There's one downside however, which is that Ramadan bazaars will not be held, at least not in its fully operational state. I've talked about this in some previous lockdown updates, and I can say for certain, that the best, and most rewarding part of fasting, is going out to a bazaar. For our household at least, this means going out two hours before breaking fast, and strolling around dozens of stalls, each displaying tasty, mouth-watering, wonderfully-scented, freshly-made delicacies.
Here, there is always something to suit your fancy. Naturally, with a plague going around, it's not possible to hold bazaars with loads of people bumping shoulders with each other. There were talks of moving all of this online, by having food-delivery riders pick them up for you instead. I suppose the logistics have been nigh impossible to organise, as that idea has been canned for the most part, though some places still have access to them. I've yet to find a bazaar that could deliver to my house, but I'm optimistic that it could still be managed within a month's time.
Credits to: GIPHY
For now, that's all that happened since my last update. Echoing those logs that I made two weeks ago, there's not much to talk about when the whole world has practically grinded to a stop. The routines of being at home all day, is something that I've gotten used to, boring as it may have been. While I could leave home and take a stroll outside, there isn't really much to see around here, I find.

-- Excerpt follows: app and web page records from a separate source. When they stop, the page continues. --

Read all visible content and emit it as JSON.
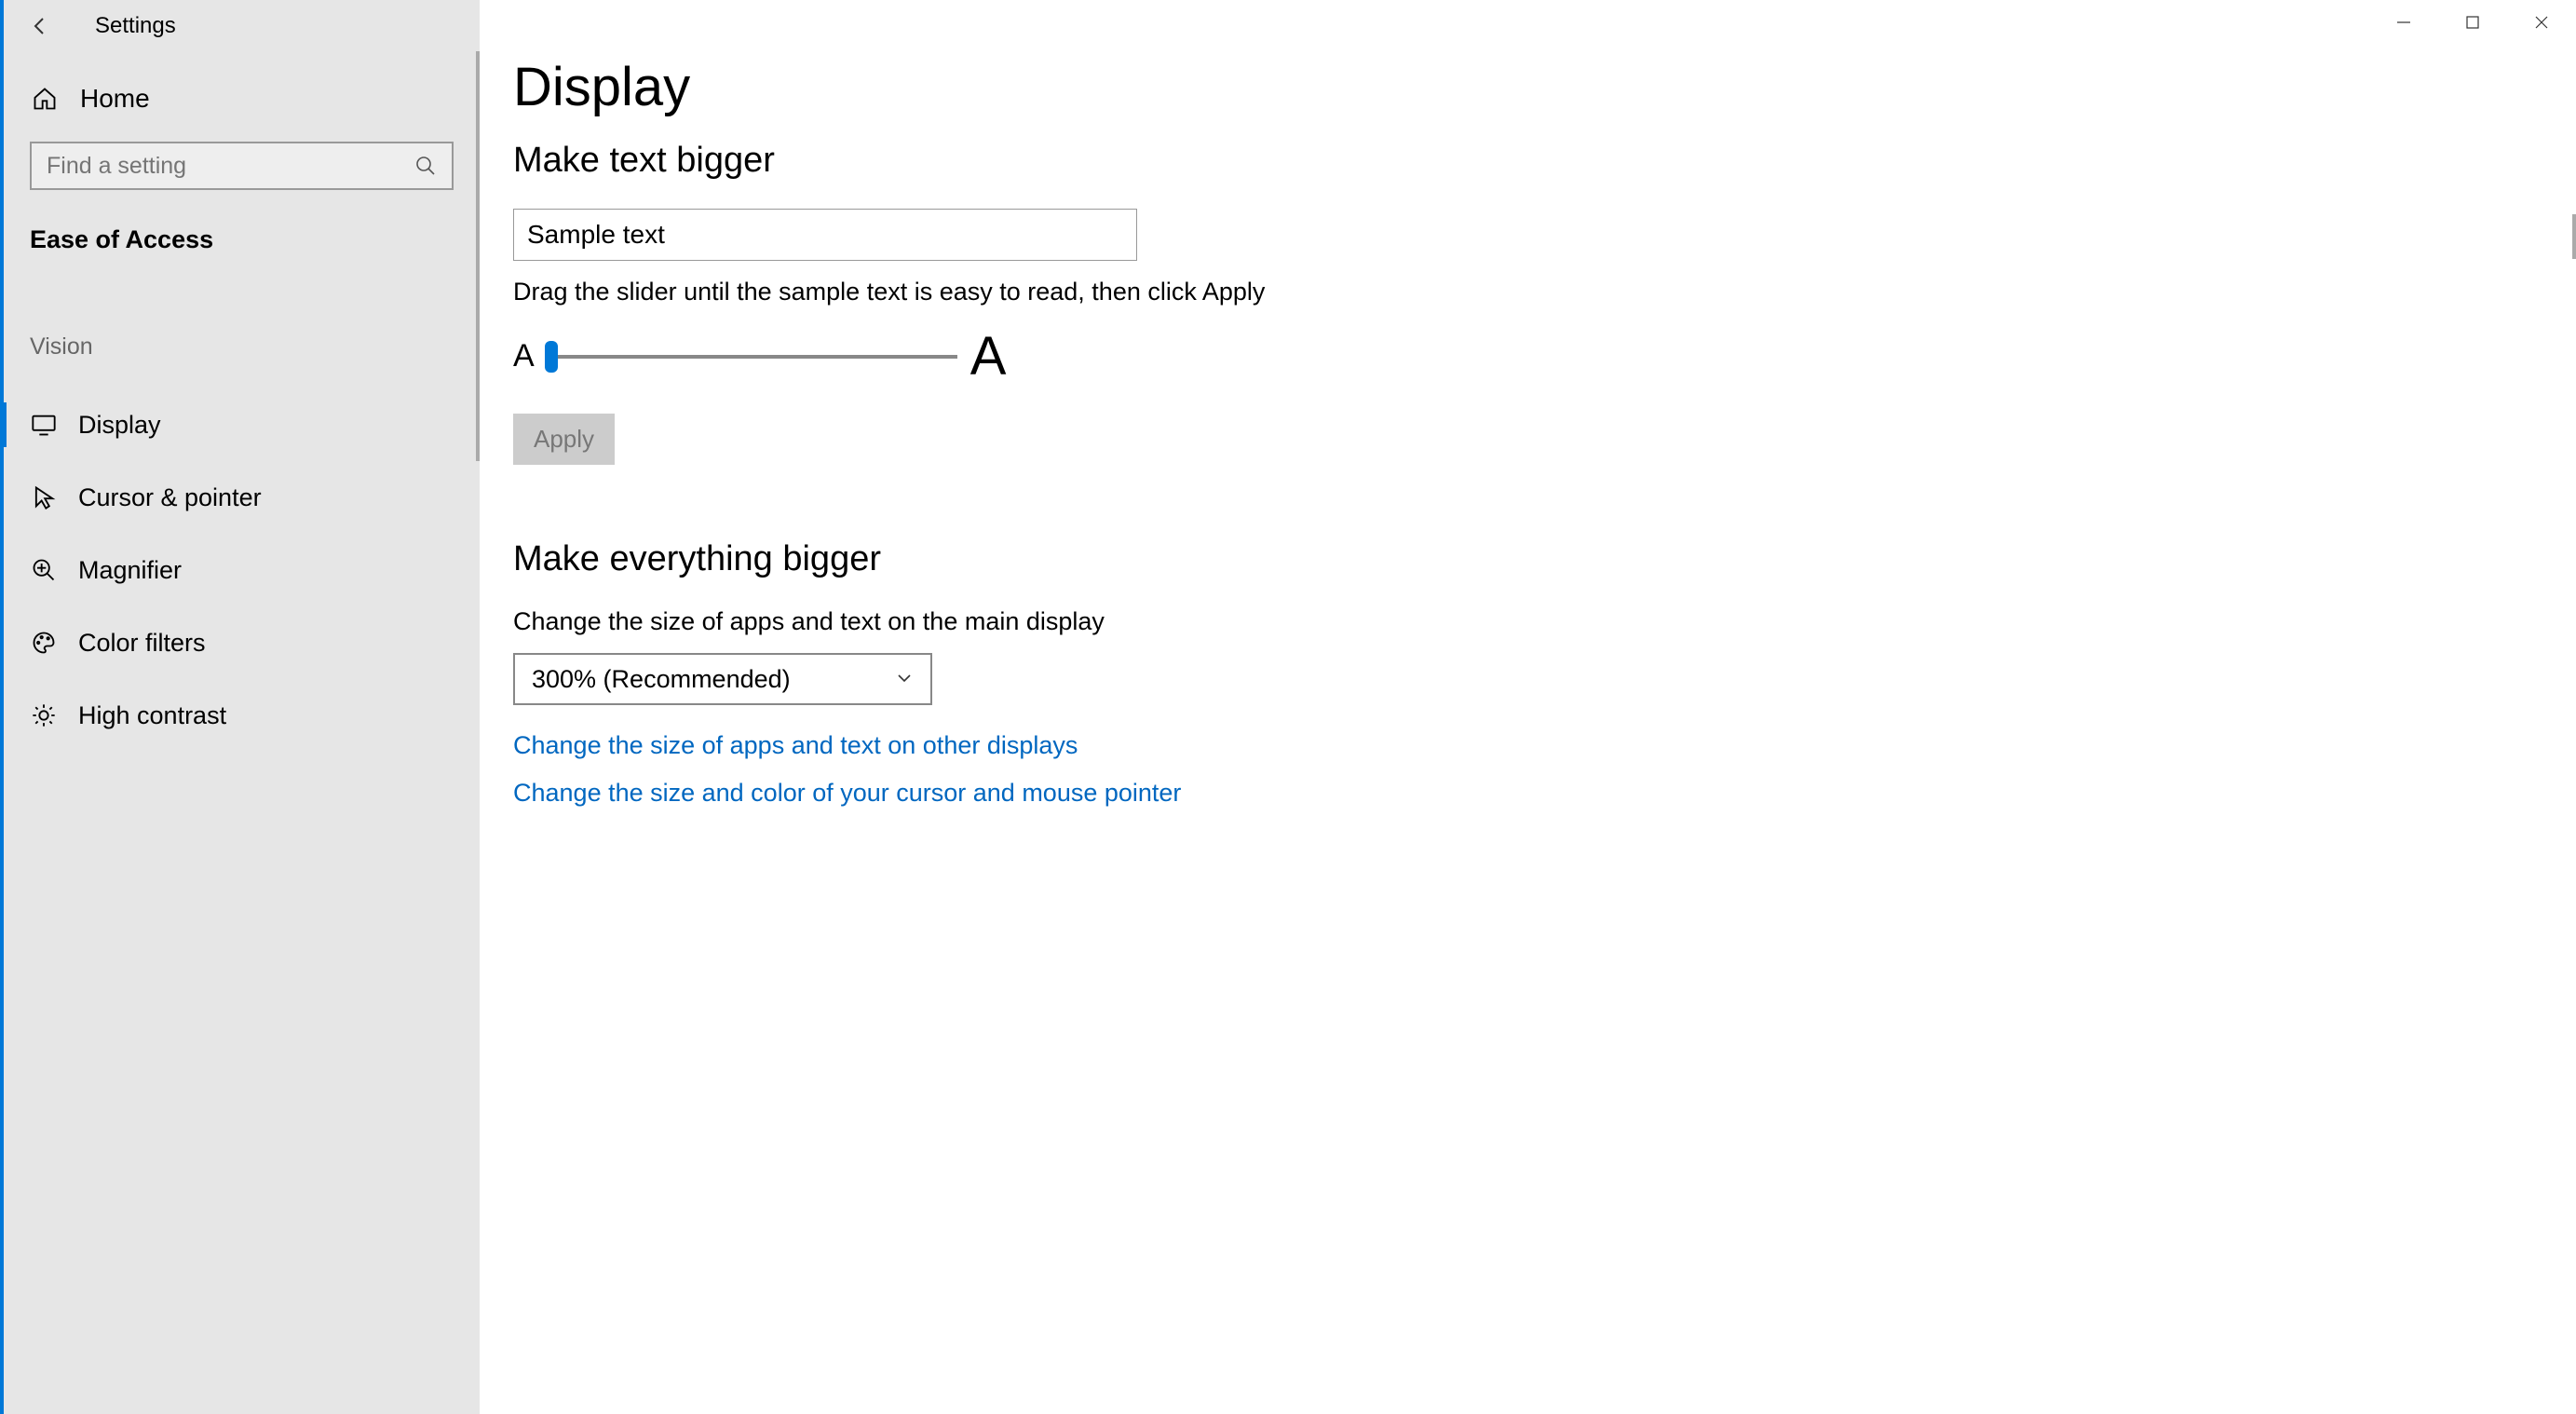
{
  "window": {
    "title": "Settings"
  },
  "sidebar": {
    "home_label": "Home",
    "search_placeholder": "Find a setting",
    "category_title": "Ease of Access",
    "group_label": "Vision",
    "items": [
      {
        "label": "Display",
        "icon": "monitor-icon",
        "selected": true
      },
      {
        "label": "Cursor & pointer",
        "icon": "cursor-icon",
        "selected": false
      },
      {
        "label": "Magnifier",
        "icon": "magnifier-icon",
        "selected": false
      },
      {
        "label": "Color filters",
        "icon": "palette-icon",
        "selected": false
      },
      {
        "label": "High contrast",
        "icon": "brightness-icon",
        "selected": false
      }
    ]
  },
  "main": {
    "page_title": "Display",
    "section1": {
      "heading": "Make text bigger",
      "sample_text": "Sample text",
      "slider_help": "Drag the slider until the sample text is easy to read, then click Apply",
      "slider_small_label": "A",
      "slider_big_label": "A",
      "apply_label": "Apply"
    },
    "section2": {
      "heading": "Make everything bigger",
      "desc": "Change the size of apps and text on the main display",
      "combo_value": "300% (Recommended)",
      "link1": "Change the size of apps and text on other displays",
      "link2": "Change the size and color of your cursor and mouse pointer"
    }
  }
}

The woodlands around here are very dense and cordoned off, leaving only concrete structures and tarmac to gaze upon. Another thing I've learned since being locked down, is that contrary to my own commitments, this whole situation has made me lazier than I wanted to be. Assuming that I won't procrastinate on movies and games too much, I shall have more things to say… tomorrow. In the meantime, take care, and I hope you and your loved ones are doing well. Stay safe!
Credits to: GIPHY